An IEP is the plan that outlines the type of support your child will get and how the school will provide it through extra services and in-class assistance. This can include everything from one-on-one physical support to extra time to complete tests. Schools, teachers and others are legally obligated to provide the services outlined in an IEP. If your child’s school is not doing that, you do not have to remain silent.
Advocating for your child
As the parent of a special education student, you are your child’s best advocate. You can speak on his or her behalf, particularly if the school is violating your child’s educational rights. Your child has the right to an education that follows the format outlined in his or her IEP, and failure to follow it can have a significant impact on his or her education. If you suspect that your child’s school is not complying with an IEP, the following steps may be useful as you pursue a beneficial outcome:
- Make sure that you are carefully documenting everything that proves or suggests the school is not following the IEP.

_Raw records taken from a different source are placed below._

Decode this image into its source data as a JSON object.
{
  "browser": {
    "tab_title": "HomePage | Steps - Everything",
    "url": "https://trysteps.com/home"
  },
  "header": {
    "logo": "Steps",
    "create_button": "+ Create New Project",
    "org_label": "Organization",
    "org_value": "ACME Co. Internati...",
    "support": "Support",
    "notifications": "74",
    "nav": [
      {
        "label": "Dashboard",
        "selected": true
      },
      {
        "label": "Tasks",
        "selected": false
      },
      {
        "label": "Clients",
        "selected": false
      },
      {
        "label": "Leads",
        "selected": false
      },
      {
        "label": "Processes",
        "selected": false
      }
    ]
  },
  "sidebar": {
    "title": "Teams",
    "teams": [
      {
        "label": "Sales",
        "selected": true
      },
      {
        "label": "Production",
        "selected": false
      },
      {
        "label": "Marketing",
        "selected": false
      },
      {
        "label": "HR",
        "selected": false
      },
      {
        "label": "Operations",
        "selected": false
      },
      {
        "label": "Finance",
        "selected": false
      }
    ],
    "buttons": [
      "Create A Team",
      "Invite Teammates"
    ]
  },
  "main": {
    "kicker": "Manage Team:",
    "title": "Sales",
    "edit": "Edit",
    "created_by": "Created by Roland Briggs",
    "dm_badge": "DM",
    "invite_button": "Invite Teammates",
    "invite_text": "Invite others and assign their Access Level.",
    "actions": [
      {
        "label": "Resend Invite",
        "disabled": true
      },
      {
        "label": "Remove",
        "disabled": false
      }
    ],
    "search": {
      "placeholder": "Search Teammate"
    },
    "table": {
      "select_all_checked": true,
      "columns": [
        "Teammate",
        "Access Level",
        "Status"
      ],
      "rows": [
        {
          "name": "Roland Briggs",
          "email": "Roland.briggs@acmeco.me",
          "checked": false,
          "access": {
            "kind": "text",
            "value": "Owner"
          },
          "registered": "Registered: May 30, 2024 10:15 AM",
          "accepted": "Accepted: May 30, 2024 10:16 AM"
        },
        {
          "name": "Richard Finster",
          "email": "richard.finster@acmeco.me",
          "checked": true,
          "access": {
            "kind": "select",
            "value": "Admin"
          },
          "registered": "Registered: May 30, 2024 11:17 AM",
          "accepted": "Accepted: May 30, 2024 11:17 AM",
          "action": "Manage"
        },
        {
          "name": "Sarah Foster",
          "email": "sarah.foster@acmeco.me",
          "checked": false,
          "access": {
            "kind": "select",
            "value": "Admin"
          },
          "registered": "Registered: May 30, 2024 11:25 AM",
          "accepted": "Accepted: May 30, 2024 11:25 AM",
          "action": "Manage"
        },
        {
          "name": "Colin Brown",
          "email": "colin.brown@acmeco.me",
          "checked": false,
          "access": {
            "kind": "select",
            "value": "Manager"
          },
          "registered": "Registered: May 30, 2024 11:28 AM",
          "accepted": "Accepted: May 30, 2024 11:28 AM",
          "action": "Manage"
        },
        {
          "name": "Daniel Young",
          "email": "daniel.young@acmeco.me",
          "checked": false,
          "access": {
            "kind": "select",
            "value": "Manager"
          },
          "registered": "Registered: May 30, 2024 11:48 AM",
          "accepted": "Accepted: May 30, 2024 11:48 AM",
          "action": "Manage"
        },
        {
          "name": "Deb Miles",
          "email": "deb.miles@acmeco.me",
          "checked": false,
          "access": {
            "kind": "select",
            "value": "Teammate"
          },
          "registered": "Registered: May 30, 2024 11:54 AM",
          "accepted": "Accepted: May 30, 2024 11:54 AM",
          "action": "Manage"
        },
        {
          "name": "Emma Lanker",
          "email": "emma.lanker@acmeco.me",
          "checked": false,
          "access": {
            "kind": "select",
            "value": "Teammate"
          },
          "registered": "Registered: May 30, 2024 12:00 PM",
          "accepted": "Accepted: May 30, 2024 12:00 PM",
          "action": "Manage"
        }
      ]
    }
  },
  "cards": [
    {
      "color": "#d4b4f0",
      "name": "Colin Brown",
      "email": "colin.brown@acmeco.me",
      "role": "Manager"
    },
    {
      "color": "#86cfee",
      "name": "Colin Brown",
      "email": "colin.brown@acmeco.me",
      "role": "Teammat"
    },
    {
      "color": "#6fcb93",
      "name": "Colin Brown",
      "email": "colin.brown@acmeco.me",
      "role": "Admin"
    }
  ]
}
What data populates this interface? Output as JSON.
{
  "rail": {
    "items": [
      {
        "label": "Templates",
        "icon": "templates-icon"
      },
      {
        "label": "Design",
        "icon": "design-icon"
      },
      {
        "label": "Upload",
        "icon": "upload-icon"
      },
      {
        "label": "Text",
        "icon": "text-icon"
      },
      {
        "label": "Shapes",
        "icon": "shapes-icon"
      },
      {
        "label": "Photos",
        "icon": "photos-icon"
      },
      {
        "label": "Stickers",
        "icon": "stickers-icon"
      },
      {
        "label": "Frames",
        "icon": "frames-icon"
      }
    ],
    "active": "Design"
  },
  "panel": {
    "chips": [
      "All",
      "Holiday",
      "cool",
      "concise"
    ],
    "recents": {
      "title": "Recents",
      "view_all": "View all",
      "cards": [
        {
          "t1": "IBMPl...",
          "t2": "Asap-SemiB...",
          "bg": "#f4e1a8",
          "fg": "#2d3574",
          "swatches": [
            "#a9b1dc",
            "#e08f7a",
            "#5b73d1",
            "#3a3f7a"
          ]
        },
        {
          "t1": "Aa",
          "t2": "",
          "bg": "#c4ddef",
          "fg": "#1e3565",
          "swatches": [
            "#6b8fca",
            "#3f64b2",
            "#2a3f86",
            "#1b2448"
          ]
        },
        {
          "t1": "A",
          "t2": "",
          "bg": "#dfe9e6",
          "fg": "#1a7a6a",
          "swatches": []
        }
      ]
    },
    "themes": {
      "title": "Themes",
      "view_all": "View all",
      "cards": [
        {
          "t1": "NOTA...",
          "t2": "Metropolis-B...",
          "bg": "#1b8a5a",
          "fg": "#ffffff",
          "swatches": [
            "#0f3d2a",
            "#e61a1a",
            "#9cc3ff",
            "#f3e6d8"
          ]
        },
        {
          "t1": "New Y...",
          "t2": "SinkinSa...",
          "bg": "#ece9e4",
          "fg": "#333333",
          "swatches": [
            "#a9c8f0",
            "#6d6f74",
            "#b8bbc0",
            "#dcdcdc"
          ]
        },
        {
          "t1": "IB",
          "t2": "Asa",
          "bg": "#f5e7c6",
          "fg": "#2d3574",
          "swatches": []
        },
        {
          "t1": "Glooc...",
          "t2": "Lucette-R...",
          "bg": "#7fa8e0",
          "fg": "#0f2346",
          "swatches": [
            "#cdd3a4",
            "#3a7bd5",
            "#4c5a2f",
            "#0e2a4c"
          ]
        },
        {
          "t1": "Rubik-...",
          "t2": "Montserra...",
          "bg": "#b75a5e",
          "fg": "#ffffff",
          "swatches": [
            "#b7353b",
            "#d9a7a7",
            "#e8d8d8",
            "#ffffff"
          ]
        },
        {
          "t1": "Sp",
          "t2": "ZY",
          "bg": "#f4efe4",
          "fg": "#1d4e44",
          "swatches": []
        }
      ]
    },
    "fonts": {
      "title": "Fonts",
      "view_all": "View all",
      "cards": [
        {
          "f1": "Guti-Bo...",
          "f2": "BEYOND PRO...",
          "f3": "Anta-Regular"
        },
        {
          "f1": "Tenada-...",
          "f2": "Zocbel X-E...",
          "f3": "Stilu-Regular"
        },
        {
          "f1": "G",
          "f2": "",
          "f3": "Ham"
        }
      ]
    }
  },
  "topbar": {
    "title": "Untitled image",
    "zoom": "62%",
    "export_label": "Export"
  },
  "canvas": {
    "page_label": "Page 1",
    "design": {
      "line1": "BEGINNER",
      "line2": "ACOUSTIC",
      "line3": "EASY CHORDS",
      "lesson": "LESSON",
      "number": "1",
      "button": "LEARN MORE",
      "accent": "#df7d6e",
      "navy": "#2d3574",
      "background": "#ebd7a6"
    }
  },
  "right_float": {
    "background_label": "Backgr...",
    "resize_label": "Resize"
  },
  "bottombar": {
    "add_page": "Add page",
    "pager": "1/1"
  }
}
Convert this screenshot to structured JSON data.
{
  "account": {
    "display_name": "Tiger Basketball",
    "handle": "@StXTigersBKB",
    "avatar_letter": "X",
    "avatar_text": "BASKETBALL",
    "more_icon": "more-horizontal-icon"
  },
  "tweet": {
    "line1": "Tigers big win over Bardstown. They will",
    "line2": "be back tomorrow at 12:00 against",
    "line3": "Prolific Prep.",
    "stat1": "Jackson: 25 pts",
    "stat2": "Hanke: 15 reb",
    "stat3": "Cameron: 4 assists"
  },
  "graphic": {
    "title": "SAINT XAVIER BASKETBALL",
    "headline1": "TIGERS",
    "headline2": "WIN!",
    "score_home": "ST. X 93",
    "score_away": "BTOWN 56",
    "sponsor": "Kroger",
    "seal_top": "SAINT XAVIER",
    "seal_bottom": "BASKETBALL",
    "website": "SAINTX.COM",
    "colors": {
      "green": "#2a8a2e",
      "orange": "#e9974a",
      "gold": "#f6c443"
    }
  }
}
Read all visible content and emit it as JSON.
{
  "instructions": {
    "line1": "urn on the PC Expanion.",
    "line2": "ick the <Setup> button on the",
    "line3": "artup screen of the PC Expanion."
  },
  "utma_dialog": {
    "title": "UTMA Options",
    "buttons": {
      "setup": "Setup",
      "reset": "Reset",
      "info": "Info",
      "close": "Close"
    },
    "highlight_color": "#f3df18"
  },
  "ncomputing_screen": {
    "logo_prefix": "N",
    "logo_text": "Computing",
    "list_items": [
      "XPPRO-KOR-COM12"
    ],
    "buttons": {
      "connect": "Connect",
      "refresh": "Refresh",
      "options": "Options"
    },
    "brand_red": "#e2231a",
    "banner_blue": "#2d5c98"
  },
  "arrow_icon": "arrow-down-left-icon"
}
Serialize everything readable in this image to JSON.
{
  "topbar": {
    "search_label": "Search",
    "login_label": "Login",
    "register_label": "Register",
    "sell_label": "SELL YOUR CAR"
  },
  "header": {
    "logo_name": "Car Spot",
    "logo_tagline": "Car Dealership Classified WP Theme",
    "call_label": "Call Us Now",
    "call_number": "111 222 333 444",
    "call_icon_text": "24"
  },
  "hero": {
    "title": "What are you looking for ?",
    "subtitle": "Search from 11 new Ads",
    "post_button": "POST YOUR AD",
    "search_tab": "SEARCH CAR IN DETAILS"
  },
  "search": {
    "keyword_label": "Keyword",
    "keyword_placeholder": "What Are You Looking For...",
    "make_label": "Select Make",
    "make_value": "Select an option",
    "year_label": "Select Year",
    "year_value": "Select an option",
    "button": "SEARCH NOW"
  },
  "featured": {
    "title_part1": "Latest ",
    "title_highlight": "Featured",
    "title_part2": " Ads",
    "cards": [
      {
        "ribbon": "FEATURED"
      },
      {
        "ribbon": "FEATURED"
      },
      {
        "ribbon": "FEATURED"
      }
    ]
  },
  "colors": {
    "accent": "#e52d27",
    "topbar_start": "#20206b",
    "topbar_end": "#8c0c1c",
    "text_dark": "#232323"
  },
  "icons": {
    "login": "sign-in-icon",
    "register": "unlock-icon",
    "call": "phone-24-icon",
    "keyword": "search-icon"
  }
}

- When you communicate with the school or with teachers, keep the conversations professional and direct.
- Request a meeting regarding the IEP at the earliest possible time to discuss your concerns.
- File a complaint with the state, and call the Department of Education to determine what options for recourse are available.
There are times when a conversation about your child’s educational needs is not enough. It may be necessary to pursue legal action against the school or other parties for a blatant disregard of your child’s rights and needs. Special education law can be complex, and you may benefit from speaking with a knowledgeable professional regarding how you can pursue a beneficial outcome on behalf of your child.